Coming back to the West Indies. This victory can be seen as the tip of the iceberg, for this particular team has it in them to do well in the other formats as well. Probably, they would have actually beaten Australia in the home Test series in April, had Chris Gayle and Sunil Narine been part of the squad – Darren Sammy’s men were impressive, and actually dominated both the Test matches they lost, until they handed the match to the opposition after a bad session or two. That has been the Windies problem for quite some time – one terrible session of play has cost them many a Test match.
Good old days then? Not by a mile. The West Indies of yore did not lose a single Test series from 1980 to 1995. A Twenty20 win is not a even a small patch on that imposing record. The fearsome pace attack of Holding, Roberts, Garner, Marshall et al, plus the top class batting of Greenidge, Haynes, Lloyd and Richards had made the Windies one of the only two teams to have dominated world cricket to such an extent (the other being Steve Waugh’s Australians, later under Ricky Ponting).

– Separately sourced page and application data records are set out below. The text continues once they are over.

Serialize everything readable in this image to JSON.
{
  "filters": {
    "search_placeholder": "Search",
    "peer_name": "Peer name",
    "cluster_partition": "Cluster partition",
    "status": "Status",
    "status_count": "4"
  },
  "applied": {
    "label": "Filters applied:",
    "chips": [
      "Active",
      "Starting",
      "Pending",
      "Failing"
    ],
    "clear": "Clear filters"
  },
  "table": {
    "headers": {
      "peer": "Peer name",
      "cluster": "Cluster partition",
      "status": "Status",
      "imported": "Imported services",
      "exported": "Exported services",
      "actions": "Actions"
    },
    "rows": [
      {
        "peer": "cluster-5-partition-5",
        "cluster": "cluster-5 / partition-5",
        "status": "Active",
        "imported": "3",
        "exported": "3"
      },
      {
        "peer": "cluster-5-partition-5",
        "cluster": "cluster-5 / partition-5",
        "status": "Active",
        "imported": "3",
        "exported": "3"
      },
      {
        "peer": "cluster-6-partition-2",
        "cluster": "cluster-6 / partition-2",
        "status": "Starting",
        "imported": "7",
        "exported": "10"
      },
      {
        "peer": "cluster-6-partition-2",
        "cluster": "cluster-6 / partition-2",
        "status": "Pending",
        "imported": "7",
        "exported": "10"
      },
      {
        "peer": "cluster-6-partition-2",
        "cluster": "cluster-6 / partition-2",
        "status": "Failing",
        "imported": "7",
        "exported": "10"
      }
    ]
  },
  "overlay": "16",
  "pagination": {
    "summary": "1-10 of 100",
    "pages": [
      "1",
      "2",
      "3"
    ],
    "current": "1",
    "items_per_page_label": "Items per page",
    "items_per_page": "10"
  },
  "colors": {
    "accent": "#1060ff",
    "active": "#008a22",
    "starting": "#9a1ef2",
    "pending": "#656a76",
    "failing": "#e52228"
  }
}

The current Test team has to have Gayle at all times, and the batting does look formidable with him, along with Marlon Samuels and the evergreen Shivnarine Chanderpaul in the ranks. Then there are the pacemen – Kemar Roach, Ravi Rampaul and Fidel Edwards – all can rattle the best on their day – but they have a serious overstepping problem. Narine too, will have a big role to play if he is to grow into a world class bowler, and the West Indies into a world class team. Then of course, there is Sammy.
Much has been said about Sammy – many have questioned his place in the side itself. In my opinion though, the unassuming St Lucian is the perfect man to lead the West Indies to potential glory. Ever smiling, God-fearing and proving to be a very good captain. This affable lad has undoubtedly put in his best efforts ever since he became skipper, and is a more-than-useful lower order batsman, and a partnership-breaking bowler. You can see the hard work, and his desire to keep the team united. One goal, one people – that is what his mission was in the World Twenty20. Here is a guy who is extremely proud of leading the Caribbean islands, and his no-frills, calm personality will surely help the Windies go a long way, if the team performs as a solid unit over a sustainable period.
Sammy said that the World Twenty20 is just the start of the things to come. And hopefully, there will be more of good days than bad in the offing for the Windies in the coming future. ‘Emancipate yourself from mental slavery, none but ourselves can free our mind’ – Bob Marley sang in his Redemption Song. The West Indies did play with a free mind in their Twenty20 campaign, and let us be optimistic that the road to redemption has begun, and also be realistic that the destination is far away.